There is a great disturbance in the Force. I have felt it…Ok, this is a bit tongue and cheek, but during the Big Data Strata Conference in New York this past September, the energy around data lakes was electric. The news coming from the event was the strongest indicator that the future is NOW. Though analysts have been slow to cover this paradigm shift in data management, the tremors are echoing and accelerating. The Data Warehouse anti pattern — of building data lake solutions as the core engine to business insights — in my opinion, will foster the next generation of dynamic and dominant companies.
I’m a big fan and advocate for data lakes. In some ways, I have been promoting and selling the data lake idea for years, hoping someone would take notice. About three years ago, I began writing a series of articles around the topic, starting with Big Data Doctrine: Warehouse vs. Data Lakes and recently wrote a blog on Data Lakes Reimagined. When colleagues would ask what the future might hold or what I plan to do next, the conversations would quickly jump to data analytics, data lake philosophy of ‘schema on read’, and the huge potential it would unleash – the Next Big Data Revolution.
Now, I am sure you are asking, how is this different than the big data movement we’ve been hearing so much about since 2000? The answer is simple, the first Big Data revolution was based on scaling database capacity. In other words, taking the new information age data and “shoving” it into structured and semi-structured databases for analysis. And when a database was at capacity, doing it again.

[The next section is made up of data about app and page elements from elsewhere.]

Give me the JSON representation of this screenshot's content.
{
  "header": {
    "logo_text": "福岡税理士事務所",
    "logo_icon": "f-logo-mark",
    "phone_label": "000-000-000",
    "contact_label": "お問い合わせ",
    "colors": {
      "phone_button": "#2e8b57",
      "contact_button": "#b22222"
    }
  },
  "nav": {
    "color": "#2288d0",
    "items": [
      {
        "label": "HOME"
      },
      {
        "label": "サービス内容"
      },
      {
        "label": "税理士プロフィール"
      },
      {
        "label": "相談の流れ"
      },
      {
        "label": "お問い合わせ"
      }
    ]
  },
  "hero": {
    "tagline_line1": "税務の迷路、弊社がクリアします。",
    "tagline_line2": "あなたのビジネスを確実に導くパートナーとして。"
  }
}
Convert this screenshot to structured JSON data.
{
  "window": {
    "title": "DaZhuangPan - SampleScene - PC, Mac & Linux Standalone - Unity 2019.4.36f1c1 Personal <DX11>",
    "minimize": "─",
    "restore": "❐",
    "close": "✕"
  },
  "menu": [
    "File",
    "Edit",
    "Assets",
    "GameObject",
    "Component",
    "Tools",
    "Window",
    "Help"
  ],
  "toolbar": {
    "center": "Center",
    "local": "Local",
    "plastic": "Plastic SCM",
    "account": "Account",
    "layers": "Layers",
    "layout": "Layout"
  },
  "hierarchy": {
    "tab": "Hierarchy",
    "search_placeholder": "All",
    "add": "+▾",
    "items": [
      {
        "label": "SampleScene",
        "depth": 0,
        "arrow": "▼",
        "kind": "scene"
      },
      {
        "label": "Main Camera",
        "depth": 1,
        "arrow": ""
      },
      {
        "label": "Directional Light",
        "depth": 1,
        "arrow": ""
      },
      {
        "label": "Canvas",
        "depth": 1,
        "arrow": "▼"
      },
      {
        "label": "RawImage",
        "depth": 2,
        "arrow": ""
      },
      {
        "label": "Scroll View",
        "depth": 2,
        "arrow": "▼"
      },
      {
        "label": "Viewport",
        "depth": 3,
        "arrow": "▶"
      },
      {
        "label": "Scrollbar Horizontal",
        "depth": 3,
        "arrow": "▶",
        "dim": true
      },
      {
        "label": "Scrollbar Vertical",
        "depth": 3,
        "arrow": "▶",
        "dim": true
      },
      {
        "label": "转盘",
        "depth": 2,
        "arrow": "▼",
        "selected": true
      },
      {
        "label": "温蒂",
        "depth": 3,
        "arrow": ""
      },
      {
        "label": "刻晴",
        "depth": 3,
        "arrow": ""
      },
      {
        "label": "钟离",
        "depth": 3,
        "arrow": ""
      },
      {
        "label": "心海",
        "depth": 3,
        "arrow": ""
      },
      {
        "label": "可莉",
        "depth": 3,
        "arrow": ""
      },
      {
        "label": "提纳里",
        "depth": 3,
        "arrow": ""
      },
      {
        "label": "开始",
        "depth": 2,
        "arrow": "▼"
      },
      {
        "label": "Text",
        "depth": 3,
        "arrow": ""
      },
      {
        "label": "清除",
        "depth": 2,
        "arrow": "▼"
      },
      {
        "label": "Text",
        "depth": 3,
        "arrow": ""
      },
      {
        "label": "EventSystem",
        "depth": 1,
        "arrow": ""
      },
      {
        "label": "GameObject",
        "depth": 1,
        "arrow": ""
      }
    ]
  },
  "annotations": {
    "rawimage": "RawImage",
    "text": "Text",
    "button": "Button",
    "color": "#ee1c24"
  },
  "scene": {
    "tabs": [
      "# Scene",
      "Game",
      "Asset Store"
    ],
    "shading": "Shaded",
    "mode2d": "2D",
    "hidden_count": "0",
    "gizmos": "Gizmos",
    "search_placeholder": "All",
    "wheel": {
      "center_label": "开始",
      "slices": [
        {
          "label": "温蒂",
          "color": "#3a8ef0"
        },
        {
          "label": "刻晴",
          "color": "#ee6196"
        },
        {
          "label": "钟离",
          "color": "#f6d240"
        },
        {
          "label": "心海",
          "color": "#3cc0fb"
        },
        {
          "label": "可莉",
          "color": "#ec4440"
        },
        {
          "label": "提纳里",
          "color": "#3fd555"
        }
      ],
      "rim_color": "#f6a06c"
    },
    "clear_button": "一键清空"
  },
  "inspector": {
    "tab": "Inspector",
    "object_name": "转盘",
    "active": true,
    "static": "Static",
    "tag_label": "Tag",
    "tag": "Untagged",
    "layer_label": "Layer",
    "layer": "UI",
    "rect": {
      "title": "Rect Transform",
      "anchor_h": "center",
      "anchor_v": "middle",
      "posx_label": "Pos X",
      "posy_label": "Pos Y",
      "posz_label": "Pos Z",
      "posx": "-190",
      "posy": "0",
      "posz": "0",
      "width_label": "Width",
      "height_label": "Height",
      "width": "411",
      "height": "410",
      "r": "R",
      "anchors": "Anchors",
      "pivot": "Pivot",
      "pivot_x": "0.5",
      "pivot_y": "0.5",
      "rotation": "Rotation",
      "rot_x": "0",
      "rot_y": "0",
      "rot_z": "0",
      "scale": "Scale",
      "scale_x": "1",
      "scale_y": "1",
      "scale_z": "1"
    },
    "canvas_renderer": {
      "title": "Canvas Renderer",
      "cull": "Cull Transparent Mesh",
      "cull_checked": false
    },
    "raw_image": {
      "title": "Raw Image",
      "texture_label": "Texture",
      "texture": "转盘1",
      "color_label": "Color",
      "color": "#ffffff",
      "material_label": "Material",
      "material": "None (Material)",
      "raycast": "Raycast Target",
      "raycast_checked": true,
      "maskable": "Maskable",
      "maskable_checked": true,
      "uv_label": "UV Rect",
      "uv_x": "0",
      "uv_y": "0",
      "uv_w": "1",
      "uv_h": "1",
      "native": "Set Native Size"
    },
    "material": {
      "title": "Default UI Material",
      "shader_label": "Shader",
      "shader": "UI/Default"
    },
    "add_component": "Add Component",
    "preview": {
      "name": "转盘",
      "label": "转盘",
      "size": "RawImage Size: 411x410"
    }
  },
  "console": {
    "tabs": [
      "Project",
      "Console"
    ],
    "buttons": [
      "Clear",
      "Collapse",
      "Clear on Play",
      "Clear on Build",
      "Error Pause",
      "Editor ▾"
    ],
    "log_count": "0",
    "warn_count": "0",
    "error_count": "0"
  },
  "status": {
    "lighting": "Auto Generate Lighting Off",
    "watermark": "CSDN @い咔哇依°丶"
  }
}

The issue with the first revolution was that not all company data could be stored; and if it was, this shoving was time consuming and costly. In the world of data analytics, shoving refers to the process of transforming data to fit into database structure (schema on write). However, it is often the case where transformation causes loss of data. Each transformation moves further from the raw truth, ultimately resulting in analytical errors. And with today’s ever more diverse data, this problem has gotten worst. Therefore, the average company has been left out of the big data analytics race and has made the data engineer one of the most sought after and valuable assets within an organization.
Read the entire article here, The Data Lake Awakening – Chaos Sumo
via the fine folks at Chaos Sumo